Isn’t that a beautiful color?! That deep, rich, glossy color comes from the egg wash. The crust would be dull and pale without it- not unlike the pre-egg wash photo above. My crust buckled a bit, though, and I can tell you why: I made the mistake of making the top crust too tight. I know; it sounds funny, but it’s true. I didn’t make sure the middle had enough dough before crimping the outside. I should have laid my crust over the top, run my hands over the mound in the middle, and then crimped the edge. The crust shrank as it baked (naturally), so it separated. It really doesn’t matter though; I’m not entering it into a beauty contest and the taste far outweighs any homeliness the pie may posses!

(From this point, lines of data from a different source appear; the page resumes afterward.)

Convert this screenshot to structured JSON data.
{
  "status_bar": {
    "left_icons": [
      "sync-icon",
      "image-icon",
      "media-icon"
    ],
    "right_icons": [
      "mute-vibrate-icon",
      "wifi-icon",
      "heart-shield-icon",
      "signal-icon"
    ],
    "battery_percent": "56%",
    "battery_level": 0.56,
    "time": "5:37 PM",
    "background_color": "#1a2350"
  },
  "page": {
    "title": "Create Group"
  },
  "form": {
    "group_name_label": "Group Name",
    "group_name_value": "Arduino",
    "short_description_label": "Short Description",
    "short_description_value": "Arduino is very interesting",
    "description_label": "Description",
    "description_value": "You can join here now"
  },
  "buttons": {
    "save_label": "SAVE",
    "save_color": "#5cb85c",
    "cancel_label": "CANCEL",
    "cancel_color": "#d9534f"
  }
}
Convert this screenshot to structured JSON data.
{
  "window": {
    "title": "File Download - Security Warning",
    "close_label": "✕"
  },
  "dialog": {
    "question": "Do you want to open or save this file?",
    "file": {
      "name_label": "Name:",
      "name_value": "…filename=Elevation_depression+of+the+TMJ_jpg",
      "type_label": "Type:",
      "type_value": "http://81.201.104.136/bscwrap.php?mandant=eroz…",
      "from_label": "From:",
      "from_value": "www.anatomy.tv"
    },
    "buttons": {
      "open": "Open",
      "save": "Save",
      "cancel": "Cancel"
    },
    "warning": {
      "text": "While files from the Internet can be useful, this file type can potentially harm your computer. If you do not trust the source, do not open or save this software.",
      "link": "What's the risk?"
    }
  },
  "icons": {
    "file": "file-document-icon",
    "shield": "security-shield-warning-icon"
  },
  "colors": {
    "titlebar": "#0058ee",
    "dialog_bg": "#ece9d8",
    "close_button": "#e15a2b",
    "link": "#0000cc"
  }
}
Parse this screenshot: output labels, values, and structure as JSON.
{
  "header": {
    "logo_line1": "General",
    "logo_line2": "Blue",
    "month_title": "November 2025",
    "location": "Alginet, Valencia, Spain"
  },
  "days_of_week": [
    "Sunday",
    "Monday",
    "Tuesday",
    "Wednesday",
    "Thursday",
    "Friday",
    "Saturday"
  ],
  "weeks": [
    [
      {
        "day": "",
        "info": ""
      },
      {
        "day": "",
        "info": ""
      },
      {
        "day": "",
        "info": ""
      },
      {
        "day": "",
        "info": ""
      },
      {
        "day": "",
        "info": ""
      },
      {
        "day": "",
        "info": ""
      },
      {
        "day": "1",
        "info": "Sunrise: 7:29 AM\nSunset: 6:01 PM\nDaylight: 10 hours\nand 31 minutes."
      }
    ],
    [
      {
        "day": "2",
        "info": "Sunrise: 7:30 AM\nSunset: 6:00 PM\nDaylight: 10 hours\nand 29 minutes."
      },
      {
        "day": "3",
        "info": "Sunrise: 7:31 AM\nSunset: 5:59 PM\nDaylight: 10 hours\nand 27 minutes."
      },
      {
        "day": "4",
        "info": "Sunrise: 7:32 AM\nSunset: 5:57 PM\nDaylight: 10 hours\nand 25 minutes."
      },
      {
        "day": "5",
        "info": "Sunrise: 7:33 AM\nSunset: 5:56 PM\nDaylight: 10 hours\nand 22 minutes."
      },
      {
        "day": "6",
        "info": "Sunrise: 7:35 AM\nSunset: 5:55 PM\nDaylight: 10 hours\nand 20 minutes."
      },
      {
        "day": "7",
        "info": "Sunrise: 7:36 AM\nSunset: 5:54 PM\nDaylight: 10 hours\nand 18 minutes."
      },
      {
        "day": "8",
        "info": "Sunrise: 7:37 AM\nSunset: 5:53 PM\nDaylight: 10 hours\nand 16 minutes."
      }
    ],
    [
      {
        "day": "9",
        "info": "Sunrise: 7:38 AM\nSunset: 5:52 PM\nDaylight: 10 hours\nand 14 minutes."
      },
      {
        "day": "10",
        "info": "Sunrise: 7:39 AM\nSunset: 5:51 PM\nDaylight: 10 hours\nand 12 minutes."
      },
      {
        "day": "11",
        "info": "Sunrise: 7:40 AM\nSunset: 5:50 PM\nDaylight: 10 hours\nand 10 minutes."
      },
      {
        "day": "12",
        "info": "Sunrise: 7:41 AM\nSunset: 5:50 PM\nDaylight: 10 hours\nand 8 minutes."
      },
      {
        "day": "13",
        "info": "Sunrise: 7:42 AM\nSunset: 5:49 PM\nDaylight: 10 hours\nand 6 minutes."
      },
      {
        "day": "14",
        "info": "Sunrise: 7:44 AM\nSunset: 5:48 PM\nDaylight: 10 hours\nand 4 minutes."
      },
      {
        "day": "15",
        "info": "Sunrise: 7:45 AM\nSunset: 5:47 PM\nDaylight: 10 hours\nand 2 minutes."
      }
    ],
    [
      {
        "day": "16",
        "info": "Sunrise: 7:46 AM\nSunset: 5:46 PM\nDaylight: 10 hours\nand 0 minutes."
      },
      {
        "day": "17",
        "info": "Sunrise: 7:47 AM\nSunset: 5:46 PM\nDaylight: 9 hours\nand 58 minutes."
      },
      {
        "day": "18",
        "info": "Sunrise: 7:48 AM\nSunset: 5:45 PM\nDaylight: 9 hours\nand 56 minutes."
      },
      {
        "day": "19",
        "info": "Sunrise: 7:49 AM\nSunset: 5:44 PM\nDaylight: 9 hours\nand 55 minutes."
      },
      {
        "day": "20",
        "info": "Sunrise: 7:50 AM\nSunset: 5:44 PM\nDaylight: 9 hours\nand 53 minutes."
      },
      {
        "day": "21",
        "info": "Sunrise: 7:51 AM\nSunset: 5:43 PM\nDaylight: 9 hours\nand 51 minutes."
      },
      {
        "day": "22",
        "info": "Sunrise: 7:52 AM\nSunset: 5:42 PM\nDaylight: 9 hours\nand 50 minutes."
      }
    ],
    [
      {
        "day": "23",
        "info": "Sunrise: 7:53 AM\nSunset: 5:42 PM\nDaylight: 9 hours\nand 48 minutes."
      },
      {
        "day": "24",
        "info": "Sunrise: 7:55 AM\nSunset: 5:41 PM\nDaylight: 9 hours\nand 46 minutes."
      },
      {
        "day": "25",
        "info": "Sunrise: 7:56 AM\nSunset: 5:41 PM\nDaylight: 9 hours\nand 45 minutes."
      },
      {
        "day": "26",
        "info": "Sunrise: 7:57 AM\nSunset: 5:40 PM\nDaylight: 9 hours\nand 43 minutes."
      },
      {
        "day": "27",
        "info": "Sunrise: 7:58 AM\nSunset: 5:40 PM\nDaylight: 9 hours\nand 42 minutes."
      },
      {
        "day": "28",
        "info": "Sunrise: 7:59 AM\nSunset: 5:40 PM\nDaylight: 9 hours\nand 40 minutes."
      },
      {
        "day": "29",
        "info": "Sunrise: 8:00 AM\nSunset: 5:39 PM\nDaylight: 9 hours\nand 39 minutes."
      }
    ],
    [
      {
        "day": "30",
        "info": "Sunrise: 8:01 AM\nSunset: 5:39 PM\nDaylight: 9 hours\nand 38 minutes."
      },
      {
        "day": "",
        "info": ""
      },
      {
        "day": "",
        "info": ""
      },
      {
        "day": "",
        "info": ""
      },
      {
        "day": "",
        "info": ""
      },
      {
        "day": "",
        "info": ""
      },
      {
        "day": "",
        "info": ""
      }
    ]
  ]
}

This is not a super sweet, gloopy, apple-esqe flavored pie. The sauce to fruit ratio is very nearly perfect and the flavor is absolutely, without a doubt APPLE. At least 95% of the filling you see above is actual, honest to God fruit- not some fruit flavored, sugary gel with a few pieces of apple in it. This is a prime example of everything an apple pie should be. And once you’ve tasted it, you may never want a piece of any other kind of apple pie again. And that’s ok; you know how to make your own now! So go ahead; make this pie and wow your family and friends. I think you’ll find it just as fun as I do 😉

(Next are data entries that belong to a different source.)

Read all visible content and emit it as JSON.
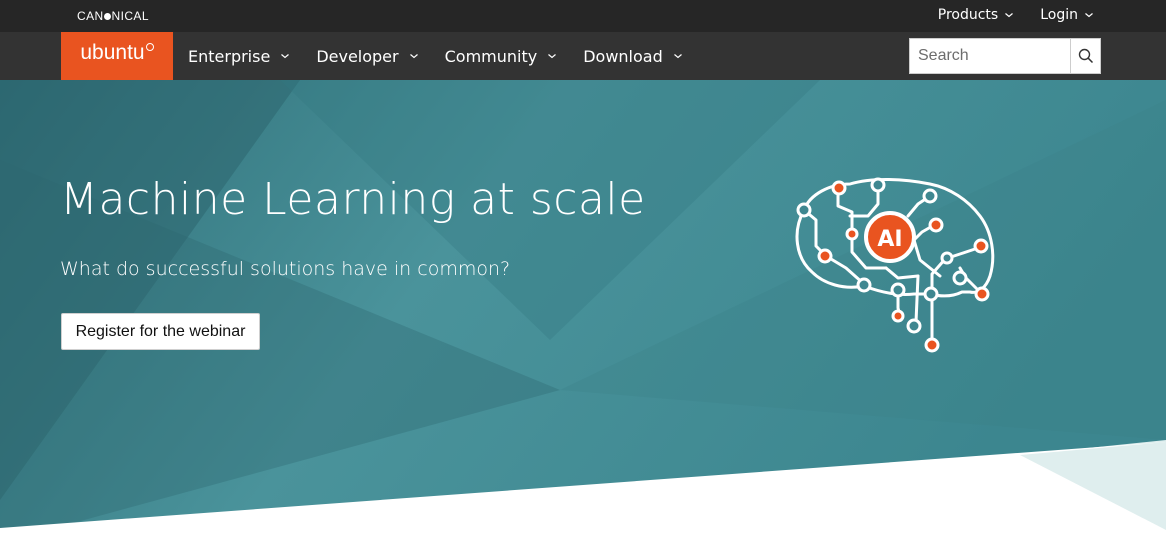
{
  "canonical_bar": {
    "logo_text_left": "CAN",
    "logo_text_right": "NICAL",
    "menu": [
      {
        "label": "Products"
      },
      {
        "label": "Login"
      }
    ]
  },
  "nav": {
    "logo": "ubuntu",
    "items": [
      {
        "label": "Enterprise"
      },
      {
        "label": "Developer"
      },
      {
        "label": "Community"
      },
      {
        "label": "Download"
      }
    ],
    "search": {
      "placeholder": "Search"
    }
  },
  "hero": {
    "title": "Machine Learning at scale",
    "subtitle": "What do successful solutions have in common?",
    "cta_label": "Register for the webinar",
    "illustration_badge": "AI"
  },
  "colors": {
    "ubuntu_orange": "#e95420",
    "hero_teal": "#3f8790",
    "nav_dark": "#333333",
    "top_bar": "#262626"
  }
}
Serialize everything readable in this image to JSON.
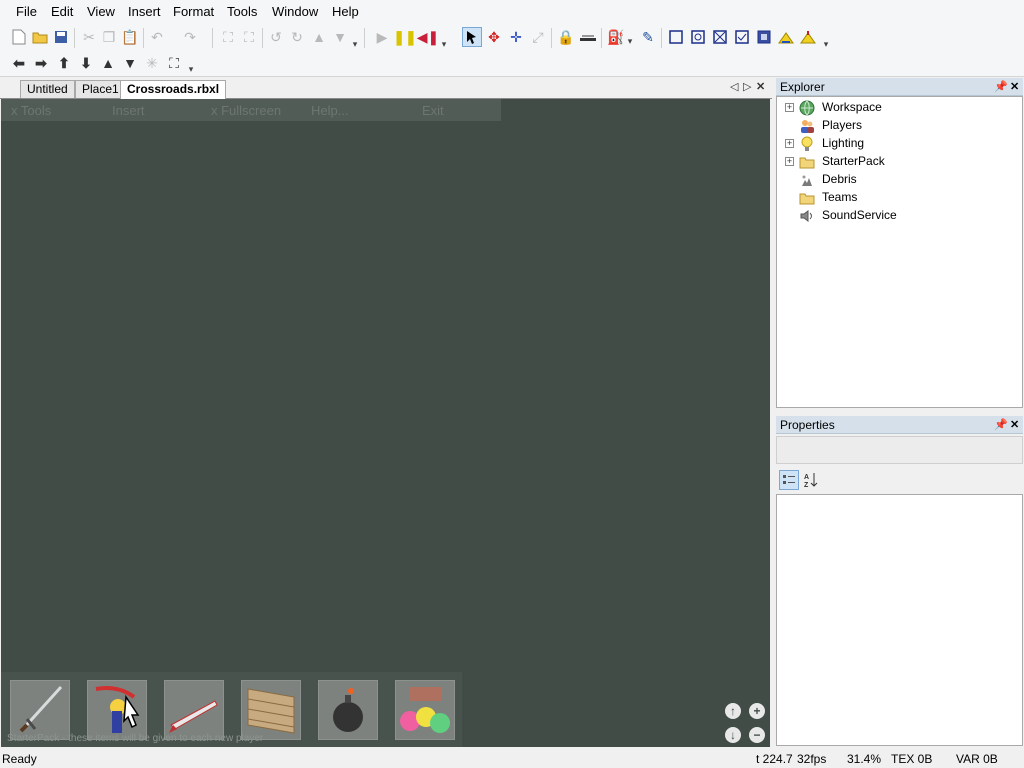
{
  "menu": [
    "File",
    "Edit",
    "View",
    "Insert",
    "Format",
    "Tools",
    "Window",
    "Help"
  ],
  "tabs": {
    "items": [
      "Untitled",
      "Place1",
      "Crossroads.rbxl"
    ],
    "active": 2
  },
  "game_menu": [
    "x Tools",
    "Insert",
    "x Fullscreen",
    "Help...",
    "Exit"
  ],
  "hotbar": {
    "hint": "StarterPack - these items will be given to each new player",
    "slots": [
      "sword-icon",
      "slingshot-icon",
      "rocket-icon",
      "brick-wall-icon",
      "bomb-icon",
      "paintball-icon"
    ]
  },
  "explorer": {
    "title": "Explorer",
    "items": [
      {
        "label": "Workspace",
        "icon": "globe-icon",
        "expandable": true
      },
      {
        "label": "Players",
        "icon": "players-icon",
        "expandable": false
      },
      {
        "label": "Lighting",
        "icon": "lightbulb-icon",
        "expandable": true
      },
      {
        "label": "StarterPack",
        "icon": "folder-icon",
        "expandable": true
      },
      {
        "label": "Debris",
        "icon": "debris-icon",
        "expandable": false
      },
      {
        "label": "Teams",
        "icon": "folder-icon",
        "expandable": false
      },
      {
        "label": "SoundService",
        "icon": "speaker-icon",
        "expandable": false
      }
    ]
  },
  "properties": {
    "title": "Properties"
  },
  "status": {
    "left": "Ready",
    "t": "t 224.7",
    "fps": "32fps",
    "pct": "31.4%",
    "tex": "TEX 0B",
    "var": "VAR 0B"
  },
  "colors": {
    "viewport": "#404c45",
    "panel_header": "#d5e0ea",
    "play_green": "#1e9e3a",
    "pause_yellow": "#d8c400",
    "stop_red": "#c8203a"
  },
  "glyphs": {
    "pin": "📌",
    "close": "✕",
    "expand": "+",
    "arrow_left": "◁",
    "arrow_right": "▷",
    "cam_up": "↑",
    "cam_down": "↓",
    "zoom_in": "+",
    "zoom_out": "−",
    "grip": "▾"
  }
}
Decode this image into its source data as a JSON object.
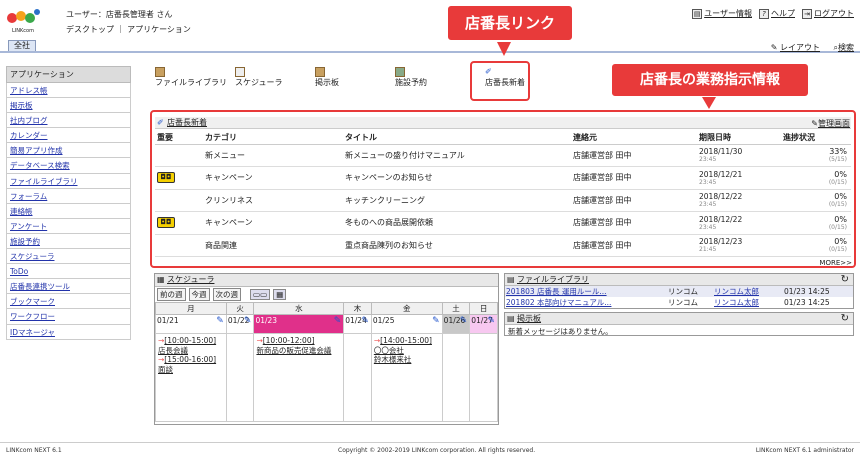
{
  "header": {
    "user": "ユーザー：店番長管理者 さん",
    "nav": [
      "デスクトップ",
      "アプリケーション"
    ],
    "links": [
      "ユーザー情報",
      "ヘルプ",
      "ログアウト"
    ],
    "all_tab": "全社",
    "layout": "レイアウト",
    "search": "検索",
    "logo_text": "LINKcom"
  },
  "sidebar": {
    "header": "アプリケーション",
    "items": [
      "アドレス帳",
      "掲示板",
      "社内ブログ",
      "カレンダー",
      "簡易アプリ作成",
      "データベース検索",
      "ファイルライブラリ",
      "フォーラム",
      "連絡帳",
      "アンケート",
      "施設予約",
      "スケジューラ",
      "ToDo",
      "店番長連携ツール",
      "ブックマーク",
      "ワークフロー",
      "IDマネージャ"
    ]
  },
  "apps": [
    "ファイルライブラリ",
    "スケジューラ",
    "掲示板",
    "施設予約",
    "店番長新着"
  ],
  "callouts": {
    "c1": "店番長リンク",
    "c2": "店番長の業務指示情報"
  },
  "tasks": {
    "title": "店番長新着",
    "admin": "管理画面",
    "cols": [
      "重要",
      "カテゴリ",
      "タイトル",
      "連絡元",
      "期限日時",
      "進捗状況"
    ],
    "rows": [
      {
        "imp": "",
        "cat": "新メニュー",
        "title": "新メニューの盛り付けマニュアル",
        "from": "店舗運営部 田中",
        "date": "2018/11/30",
        "time": "23:45",
        "pct": "33%",
        "cnt": "(5/15)"
      },
      {
        "imp": "重",
        "cat": "キャンペーン",
        "title": "キャンペーンのお知らせ",
        "from": "店舗運営部 田中",
        "date": "2018/12/21",
        "time": "23:45",
        "pct": "0%",
        "cnt": "(0/15)"
      },
      {
        "imp": "",
        "cat": "クリンリネス",
        "title": "キッチンクリーニング",
        "from": "店舗運営部 田中",
        "date": "2018/12/22",
        "time": "23:45",
        "pct": "0%",
        "cnt": "(0/15)"
      },
      {
        "imp": "重",
        "cat": "キャンペーン",
        "title": "冬ものへの商品展開依頼",
        "from": "店舗運営部 田中",
        "date": "2018/12/22",
        "time": "23:45",
        "pct": "0%",
        "cnt": "(0/15)"
      },
      {
        "imp": "",
        "cat": "商品関連",
        "title": "重点商品陳列のお知らせ",
        "from": "店舗運営部 田中",
        "date": "2018/12/23",
        "time": "21:45",
        "pct": "0%",
        "cnt": "(0/15)"
      }
    ],
    "more": "MORE>>"
  },
  "scheduler": {
    "title": "スケジューラ",
    "nav": [
      "前の週",
      "今週",
      "次の週"
    ],
    "days": [
      "月",
      "火",
      "水",
      "木",
      "金",
      "土",
      "日"
    ],
    "dates": [
      "01/21",
      "01/22",
      "01/23",
      "01/24",
      "01/25",
      "01/26",
      "01/27"
    ],
    "ev_mon": [
      "[10:00-15:00]",
      "店長会議",
      "[15:00-16:00]",
      "面談"
    ],
    "ev_wed": [
      "[10:00-12:00]",
      "新商品の販売促進会議"
    ],
    "ev_fri": [
      "[14:00-15:00]",
      "〇〇会社",
      "鈴木様来社"
    ]
  },
  "library": {
    "title": "ファイルライブラリ",
    "rows": [
      [
        "201803 店番長 運用ルール...",
        "リンコム",
        "リンコム太郎",
        "01/23 14:25"
      ],
      [
        "201802 本部向けマニュアル...",
        "リンコム",
        "リンコム太郎",
        "01/23 14:25"
      ]
    ]
  },
  "bbs": {
    "title": "掲示板",
    "msg": "新着メッセージはありません。"
  },
  "footer": {
    "left": "LINKcom NEXT 6.1",
    "center": "Copyright © 2002-2019 LINKcom corporation. All rights reserved.",
    "right": "LINKcom NEXT 6.1 administrator"
  },
  "colors": {
    "accent": "#e83a3a",
    "today": "#e0308a",
    "sat": "#c8c8c8",
    "sun": "#f7c8f0"
  }
}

5 Lbs Apples (Honeycrisp or similar firm fleshed, sweet-tart apple)
6 T Butter (salted is preferred, but unsalted will work too)
1/2 C Brown Sugar, packed

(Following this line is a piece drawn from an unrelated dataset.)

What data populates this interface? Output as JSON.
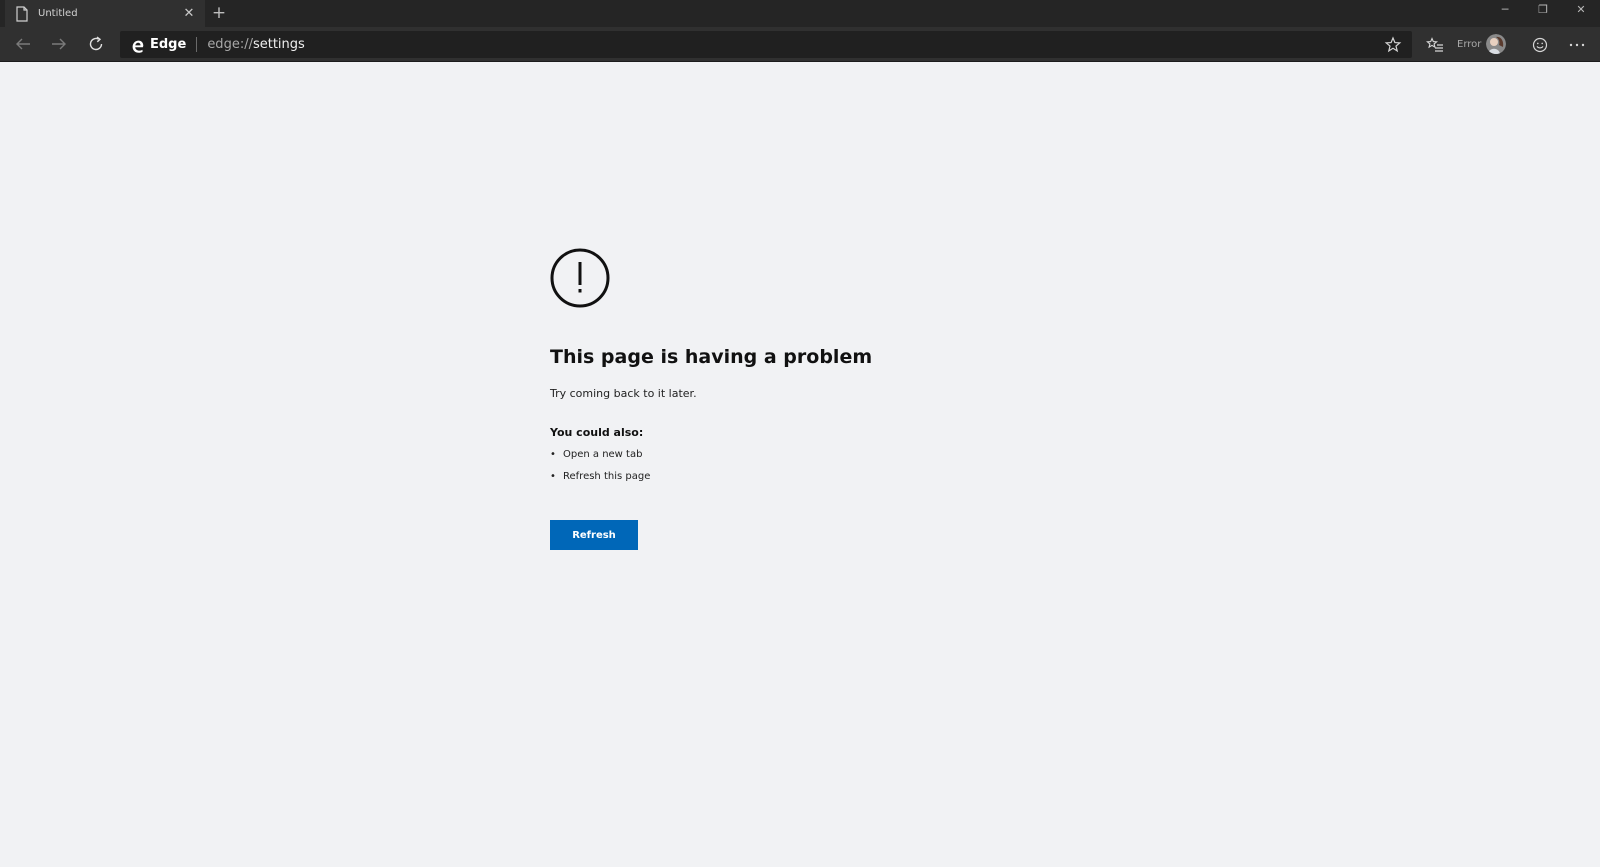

1/4 White Sugar (add extra if the apples are too tart)
1 t Cinnamon
Large Pinch Nutmeg
1/4 C + 1 T Heavy Cream, Divided
1 t Vanilla
3-4 T Cornstarch
2 Ready Made Pie Crusts or Enough dough to make a double crust pie
*Fill a very large bowl about halfway with cold water. Add the juice of half a lemon, lime, or orange. OR add 1 T Apple Cider Vinegar.
*Peel, core, and slice the apples to about 1/8 inch, keeping them in the water as much as possible to prevent rusting.
*In a pot or frying pan large enough to hold the apples, melt the butter over medium high heat.
*Add the apples, sugars, and spices and cook, covered, for about 10 minutes. The apples should be starting to cook through but still have plenty of crunch.
*Remove the apples with a slotted spoon to a colander or other strainer set over a bowl.
*Bring the liquid from the apples to a fast boil and hold it there, periodically adding any accumulated liquid from the bowl under the strainer.
*Once the liquid begins to thicken, lower the heat until you get a moderate boil; the bubbles should be a bit larger and pop more slowly than before. Hold this boil until the sauce has reduced to the consistency of the caramel sauce that goes over ice cream.
*Shut the burner off at this point and add the vanilla and the 1/4 C of heavy cream.
*Turn the burner back onto medium low and boil the caramel until it is once again thickened as in the last step.
*Take the pan off the heat and stir in the apples.
*Cool the mixture to room temperature. This may take a couple of hours.
*Preheat the oven to 400 degrees.
*Sprinkle cornstarch over the filling and mix well to incorporate.
*Whisk the egg and 1 T heavy cream very well and set aside.
*Prepare a 10 inch common depth or 9 inch deep dish pie plate with a bottom crust.
*Pour the filling in and place the top crust over it, making sure to secure it (run your hands over it to smooth it) from the middle outwards before crimping the edges. Make sure the edges are sealed.
*Brush the egg wash over the entire top of the pie. Don’t skimp on this step.
*Cut steam vents into the top crust.
*Wrap the outer edge of the pie plate with foil (make sure it doesn’t rest on the crust) or cover with a pie shield.
*Bake the pie until beginning to brown.
*Remove the foil or shield.
*Bake until uniformly brown and the filling has bubbled for at least 10 minutes. May take 70-80 minutes total bake time.